We introduce a "virtual-move" Monte Carlo algorithm for systems of pairwise-interacting particles. This algorithm facilitates the simulation of particles possessing attractions of short range and arbitrary strength and geometry, an important realization being self-assembling particles endowed with strong, short-ranged, and angularly specific ("patchy")(More)
When pulled along its axis, double-stranded DNA elongates abruptly at a force of approximately 65 pN. Two physical pictures have been developed to describe this overstretched state. The first proposes that strong forces induce a phase transition to a molten state consisting of unhybridized single strands. The second picture introduces an elongated(More)
We use computer simulations to investigate self-assembly in a system of model chaperonin proteins, and in an Ising lattice gas. We discuss the mechanisms responsible for rapid and efficient assembly in these systems, and we use measurements of dynamical activity and assembly progress to compare their propensities for kinetic trapping. We use the analytic(More)
We use computer simulation to study crystal-forming model proteins equipped with interactions that are both orientationally specific and nonspecific. Distinct dynamical pathways of crystal formation can be selected by tuning the strengths of these interactions. When the nonspecific interaction is strong, liquidlike clustering can precede crystallization;(More)
Protein complexes called rosettasomes self-assemble in solution to form large-scale filamentous and planar structures. The relative abundance of these aggregates varies abruptly with environmental conditions and sample composition. Our simulations of a model of patchy nanoparticles can reproduce this sharp crossover, but only if particles are allowed to(More)
Double-stranded DNA "overstretches" at a pulling force of about 65 pN, increasing in length by a factor of 1.7. The nature of the overstretched state is unknown, despite its considerable importance for DNA's biological function and technological application. Overstretching is thought by some to be a force-induced denaturation and by others to consist of a(More)
A quantitative understanding of nanocrystal phase transformations would enable more efficient energy conversion and catalysis, but has been hindered by difficulties in directly monitoring well-characterized nanoscale systems in reactive environments. We present a new in situ luminescence-based probe enabling direct quantification of nanocrystal phase(More)
Theories of phase change and self-assembly often invoke the idea of a "quasiequilibrium," a regime in which the nonequilibrium association of building blocks results nonetheless in a structure whose properties are determined solely by an underlying free energy landscape. Here we study a prototypical example of multicomponent self-assembly, a one-dimensional(More)

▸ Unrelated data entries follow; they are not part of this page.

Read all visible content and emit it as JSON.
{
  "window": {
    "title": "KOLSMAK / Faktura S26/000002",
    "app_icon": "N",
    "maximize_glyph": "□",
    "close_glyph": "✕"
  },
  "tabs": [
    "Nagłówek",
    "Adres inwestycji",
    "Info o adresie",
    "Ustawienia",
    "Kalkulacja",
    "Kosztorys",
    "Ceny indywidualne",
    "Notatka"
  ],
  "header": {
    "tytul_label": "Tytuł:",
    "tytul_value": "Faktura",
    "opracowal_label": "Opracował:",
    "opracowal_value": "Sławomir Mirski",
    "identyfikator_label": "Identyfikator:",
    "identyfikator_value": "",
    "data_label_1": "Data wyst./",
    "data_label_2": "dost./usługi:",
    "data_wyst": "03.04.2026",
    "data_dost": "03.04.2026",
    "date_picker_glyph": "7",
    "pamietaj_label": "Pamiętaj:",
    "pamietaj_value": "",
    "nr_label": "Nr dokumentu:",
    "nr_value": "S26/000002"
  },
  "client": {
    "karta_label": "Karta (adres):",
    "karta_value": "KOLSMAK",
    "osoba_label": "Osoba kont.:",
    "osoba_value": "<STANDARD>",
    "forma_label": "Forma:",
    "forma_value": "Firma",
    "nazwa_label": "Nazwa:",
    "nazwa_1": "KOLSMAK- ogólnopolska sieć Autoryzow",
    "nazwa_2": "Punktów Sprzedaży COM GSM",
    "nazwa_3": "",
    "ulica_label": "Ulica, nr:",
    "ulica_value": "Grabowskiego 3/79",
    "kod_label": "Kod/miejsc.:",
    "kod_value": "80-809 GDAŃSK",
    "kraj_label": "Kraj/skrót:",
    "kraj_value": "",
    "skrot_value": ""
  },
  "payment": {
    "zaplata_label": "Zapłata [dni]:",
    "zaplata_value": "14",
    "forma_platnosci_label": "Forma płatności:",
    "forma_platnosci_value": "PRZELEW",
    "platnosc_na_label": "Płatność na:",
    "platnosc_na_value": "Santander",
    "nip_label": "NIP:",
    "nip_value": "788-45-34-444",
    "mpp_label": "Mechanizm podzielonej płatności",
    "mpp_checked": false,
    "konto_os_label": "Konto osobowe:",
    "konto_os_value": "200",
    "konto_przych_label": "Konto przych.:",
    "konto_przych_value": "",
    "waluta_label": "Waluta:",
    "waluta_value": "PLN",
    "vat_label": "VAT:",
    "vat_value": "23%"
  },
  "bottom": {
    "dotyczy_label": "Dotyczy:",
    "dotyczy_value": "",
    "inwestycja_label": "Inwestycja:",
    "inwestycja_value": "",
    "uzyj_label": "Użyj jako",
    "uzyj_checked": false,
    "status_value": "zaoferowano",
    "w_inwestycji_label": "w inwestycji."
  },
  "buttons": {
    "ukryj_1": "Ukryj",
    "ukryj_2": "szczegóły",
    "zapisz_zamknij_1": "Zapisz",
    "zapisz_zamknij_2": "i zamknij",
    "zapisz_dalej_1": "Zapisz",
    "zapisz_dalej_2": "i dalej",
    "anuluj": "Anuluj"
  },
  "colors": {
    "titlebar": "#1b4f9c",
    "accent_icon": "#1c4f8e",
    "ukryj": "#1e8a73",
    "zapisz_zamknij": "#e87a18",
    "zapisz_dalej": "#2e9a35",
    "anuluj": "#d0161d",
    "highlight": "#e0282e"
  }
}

Three-dimensional protein structures usually contain regions of local order, called secondary structure, such as α-helices and β-sheets. Secondary structure is characterized by the local rotational state of the protein backbone, quantified by two dihedral angles called ϕ and ψ. Particular types of secondary structure can generally be described by a single(More)